Underwriters and venture capitalists aren't singing the IPO blues anymore.
Recently the initial public offering market broke 1999's record, with $68.7 billion raised by new stock issues and more than 20 U.S. companies looking to garner $1.1 billion each.
But Nasdaq's plummet last April has changed one thing, according to industry observers: The IPO rosters are more diversified when it comes to industries and where companies are based.
Put another way, the words "Silicon Valley" and "technology" on your business card don't automatically ensure a successful IPO.

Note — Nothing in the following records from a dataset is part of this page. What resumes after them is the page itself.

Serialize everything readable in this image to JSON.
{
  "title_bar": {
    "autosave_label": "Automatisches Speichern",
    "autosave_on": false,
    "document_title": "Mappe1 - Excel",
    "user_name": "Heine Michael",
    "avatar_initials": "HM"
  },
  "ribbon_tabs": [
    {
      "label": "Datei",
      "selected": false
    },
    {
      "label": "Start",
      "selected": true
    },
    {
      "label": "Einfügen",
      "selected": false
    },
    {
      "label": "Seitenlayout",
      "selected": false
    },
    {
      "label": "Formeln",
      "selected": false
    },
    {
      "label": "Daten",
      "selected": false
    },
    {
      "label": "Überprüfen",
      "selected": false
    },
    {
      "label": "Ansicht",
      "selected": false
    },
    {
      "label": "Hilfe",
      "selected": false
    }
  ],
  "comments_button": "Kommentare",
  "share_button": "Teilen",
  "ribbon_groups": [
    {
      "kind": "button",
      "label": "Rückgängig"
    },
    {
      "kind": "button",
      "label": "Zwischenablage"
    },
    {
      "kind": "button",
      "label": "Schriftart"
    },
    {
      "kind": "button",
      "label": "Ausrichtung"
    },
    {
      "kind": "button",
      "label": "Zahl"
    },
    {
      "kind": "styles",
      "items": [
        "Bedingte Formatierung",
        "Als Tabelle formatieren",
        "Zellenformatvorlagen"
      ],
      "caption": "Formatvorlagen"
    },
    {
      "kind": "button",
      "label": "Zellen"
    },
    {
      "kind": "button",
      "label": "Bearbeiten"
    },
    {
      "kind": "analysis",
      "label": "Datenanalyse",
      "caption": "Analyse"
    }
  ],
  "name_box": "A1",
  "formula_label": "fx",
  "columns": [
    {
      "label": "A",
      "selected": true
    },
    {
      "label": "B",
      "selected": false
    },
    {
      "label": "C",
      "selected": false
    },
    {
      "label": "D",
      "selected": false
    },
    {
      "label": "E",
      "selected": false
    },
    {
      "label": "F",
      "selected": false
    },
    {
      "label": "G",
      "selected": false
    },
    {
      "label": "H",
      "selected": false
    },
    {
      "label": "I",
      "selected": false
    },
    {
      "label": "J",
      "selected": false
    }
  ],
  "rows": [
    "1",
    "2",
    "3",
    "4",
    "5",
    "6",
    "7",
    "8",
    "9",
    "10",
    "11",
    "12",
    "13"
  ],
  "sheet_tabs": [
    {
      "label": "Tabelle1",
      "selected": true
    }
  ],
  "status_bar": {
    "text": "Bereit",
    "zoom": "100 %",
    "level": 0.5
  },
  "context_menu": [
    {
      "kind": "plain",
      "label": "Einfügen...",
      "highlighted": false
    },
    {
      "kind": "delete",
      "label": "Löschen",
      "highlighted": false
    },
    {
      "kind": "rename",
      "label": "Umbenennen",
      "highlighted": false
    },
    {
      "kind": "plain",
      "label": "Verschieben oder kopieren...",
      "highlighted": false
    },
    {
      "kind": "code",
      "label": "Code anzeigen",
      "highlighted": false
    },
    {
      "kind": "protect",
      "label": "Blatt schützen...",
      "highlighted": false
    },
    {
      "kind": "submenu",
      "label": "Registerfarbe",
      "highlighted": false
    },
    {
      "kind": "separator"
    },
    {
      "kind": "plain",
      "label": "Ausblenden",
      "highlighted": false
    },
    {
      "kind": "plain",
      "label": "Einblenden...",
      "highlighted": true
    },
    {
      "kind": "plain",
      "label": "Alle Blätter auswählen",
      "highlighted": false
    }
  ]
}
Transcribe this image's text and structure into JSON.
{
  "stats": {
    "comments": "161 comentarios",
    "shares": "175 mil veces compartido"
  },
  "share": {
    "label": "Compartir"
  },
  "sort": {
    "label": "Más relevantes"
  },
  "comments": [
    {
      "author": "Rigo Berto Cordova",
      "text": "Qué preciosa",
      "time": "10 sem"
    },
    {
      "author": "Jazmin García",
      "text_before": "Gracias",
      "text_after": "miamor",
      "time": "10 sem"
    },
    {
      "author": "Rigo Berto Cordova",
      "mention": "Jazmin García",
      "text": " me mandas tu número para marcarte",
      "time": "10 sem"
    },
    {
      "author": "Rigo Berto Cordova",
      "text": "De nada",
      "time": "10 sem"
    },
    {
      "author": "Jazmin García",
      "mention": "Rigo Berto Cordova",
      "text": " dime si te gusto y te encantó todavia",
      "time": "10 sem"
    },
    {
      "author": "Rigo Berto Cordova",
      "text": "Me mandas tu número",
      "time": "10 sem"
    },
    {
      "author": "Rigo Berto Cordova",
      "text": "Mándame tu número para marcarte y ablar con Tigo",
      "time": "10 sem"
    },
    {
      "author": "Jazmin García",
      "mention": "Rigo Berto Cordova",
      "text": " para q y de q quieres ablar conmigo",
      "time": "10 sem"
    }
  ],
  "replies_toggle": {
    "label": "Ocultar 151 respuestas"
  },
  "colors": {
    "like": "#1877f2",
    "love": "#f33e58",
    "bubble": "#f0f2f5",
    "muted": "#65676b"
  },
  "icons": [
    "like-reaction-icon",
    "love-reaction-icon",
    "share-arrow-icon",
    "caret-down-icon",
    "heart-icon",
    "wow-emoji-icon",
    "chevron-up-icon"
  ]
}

While there were still dozens of companies going public in sectors such as business-to-business software, …